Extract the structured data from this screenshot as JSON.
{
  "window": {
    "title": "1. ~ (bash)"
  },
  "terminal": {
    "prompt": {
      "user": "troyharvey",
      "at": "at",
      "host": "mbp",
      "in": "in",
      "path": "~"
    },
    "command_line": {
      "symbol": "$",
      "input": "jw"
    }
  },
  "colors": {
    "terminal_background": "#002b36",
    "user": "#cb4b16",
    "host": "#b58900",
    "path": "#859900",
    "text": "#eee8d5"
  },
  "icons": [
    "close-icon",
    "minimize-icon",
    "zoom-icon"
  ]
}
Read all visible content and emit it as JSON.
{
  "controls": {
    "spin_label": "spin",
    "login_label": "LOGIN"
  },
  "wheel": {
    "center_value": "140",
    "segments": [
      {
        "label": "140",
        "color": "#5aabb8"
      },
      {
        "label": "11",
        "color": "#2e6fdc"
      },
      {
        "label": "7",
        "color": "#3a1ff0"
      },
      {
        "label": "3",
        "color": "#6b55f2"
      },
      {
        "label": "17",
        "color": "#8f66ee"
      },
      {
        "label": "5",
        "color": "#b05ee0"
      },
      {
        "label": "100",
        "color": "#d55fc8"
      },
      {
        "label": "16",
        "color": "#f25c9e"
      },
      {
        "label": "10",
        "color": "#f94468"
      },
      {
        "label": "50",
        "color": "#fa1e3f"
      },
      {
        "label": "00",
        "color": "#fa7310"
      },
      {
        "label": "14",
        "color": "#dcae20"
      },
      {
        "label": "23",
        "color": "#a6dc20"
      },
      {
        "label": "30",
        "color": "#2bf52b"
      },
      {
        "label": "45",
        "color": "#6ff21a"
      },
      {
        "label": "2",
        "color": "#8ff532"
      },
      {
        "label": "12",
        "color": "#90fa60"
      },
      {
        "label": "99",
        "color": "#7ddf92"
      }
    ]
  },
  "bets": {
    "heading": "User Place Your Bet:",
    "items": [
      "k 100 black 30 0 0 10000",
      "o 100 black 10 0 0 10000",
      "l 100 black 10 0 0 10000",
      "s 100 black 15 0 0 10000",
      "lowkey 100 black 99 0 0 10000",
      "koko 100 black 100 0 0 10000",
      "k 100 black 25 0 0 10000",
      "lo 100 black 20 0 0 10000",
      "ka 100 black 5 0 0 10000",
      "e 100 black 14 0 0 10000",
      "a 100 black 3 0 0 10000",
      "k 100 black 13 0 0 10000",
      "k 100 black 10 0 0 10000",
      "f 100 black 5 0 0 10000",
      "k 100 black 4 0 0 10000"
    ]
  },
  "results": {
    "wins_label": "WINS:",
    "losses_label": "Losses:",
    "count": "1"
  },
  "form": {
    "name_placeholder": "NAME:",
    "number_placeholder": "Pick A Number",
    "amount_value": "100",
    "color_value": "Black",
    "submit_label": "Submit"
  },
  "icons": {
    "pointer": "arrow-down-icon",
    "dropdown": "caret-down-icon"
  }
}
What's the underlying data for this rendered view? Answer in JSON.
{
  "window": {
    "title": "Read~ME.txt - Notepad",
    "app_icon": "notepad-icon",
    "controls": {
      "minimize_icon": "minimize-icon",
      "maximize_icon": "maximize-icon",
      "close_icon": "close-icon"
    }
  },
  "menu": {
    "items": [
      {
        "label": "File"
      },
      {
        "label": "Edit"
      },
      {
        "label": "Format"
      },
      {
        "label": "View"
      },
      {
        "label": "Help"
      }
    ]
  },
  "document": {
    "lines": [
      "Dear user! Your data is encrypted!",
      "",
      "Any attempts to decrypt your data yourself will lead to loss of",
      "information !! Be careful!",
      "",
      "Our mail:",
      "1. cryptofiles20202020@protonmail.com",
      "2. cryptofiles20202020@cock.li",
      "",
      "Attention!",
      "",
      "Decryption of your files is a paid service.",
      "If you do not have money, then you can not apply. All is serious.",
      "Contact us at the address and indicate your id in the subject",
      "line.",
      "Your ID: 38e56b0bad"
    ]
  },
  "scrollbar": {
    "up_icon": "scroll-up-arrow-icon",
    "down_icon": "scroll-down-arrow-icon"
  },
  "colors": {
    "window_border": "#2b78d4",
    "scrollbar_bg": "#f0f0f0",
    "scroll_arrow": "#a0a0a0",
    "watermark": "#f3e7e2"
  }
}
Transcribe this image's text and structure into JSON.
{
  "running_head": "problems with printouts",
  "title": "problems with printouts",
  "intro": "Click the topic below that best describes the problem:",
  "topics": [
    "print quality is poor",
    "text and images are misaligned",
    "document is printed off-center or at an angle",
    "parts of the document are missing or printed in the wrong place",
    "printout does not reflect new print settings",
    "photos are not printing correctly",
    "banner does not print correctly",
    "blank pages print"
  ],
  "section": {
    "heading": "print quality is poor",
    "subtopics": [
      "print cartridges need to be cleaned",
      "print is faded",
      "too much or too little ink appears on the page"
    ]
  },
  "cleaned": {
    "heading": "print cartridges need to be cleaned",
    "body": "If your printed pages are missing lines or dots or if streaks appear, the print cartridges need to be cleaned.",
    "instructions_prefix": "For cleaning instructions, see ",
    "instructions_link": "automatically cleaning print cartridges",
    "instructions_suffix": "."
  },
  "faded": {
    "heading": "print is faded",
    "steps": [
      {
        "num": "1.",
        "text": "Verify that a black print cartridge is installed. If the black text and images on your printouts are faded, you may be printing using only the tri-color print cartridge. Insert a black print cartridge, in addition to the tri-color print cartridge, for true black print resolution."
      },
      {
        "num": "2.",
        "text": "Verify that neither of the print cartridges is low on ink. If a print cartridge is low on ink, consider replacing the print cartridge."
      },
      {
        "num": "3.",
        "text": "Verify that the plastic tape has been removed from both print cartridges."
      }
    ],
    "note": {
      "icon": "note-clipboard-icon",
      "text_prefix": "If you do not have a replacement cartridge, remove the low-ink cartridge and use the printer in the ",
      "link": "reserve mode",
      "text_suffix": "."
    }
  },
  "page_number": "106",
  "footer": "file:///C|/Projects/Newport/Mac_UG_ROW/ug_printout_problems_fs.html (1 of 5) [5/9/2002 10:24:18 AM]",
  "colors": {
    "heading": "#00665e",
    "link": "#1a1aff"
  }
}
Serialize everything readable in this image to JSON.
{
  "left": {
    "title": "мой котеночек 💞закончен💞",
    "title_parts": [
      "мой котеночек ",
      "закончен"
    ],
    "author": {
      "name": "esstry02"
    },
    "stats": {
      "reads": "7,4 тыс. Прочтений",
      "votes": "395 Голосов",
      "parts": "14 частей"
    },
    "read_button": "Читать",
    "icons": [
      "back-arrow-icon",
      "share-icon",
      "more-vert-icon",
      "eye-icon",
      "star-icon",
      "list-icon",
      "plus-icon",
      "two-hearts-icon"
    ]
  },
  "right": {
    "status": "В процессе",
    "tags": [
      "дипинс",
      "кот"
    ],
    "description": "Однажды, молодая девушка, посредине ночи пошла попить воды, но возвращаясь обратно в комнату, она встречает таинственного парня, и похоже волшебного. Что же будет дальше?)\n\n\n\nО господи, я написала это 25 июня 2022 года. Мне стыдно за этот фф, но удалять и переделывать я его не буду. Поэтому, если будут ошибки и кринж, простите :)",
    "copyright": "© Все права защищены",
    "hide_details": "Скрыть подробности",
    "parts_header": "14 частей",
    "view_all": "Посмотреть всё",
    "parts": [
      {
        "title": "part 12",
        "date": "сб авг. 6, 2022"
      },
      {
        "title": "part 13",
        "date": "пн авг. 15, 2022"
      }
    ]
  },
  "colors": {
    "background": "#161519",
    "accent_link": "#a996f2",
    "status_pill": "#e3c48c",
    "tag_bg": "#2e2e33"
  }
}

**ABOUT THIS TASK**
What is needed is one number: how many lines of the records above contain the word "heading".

**EXERCISE OUTPUT**
5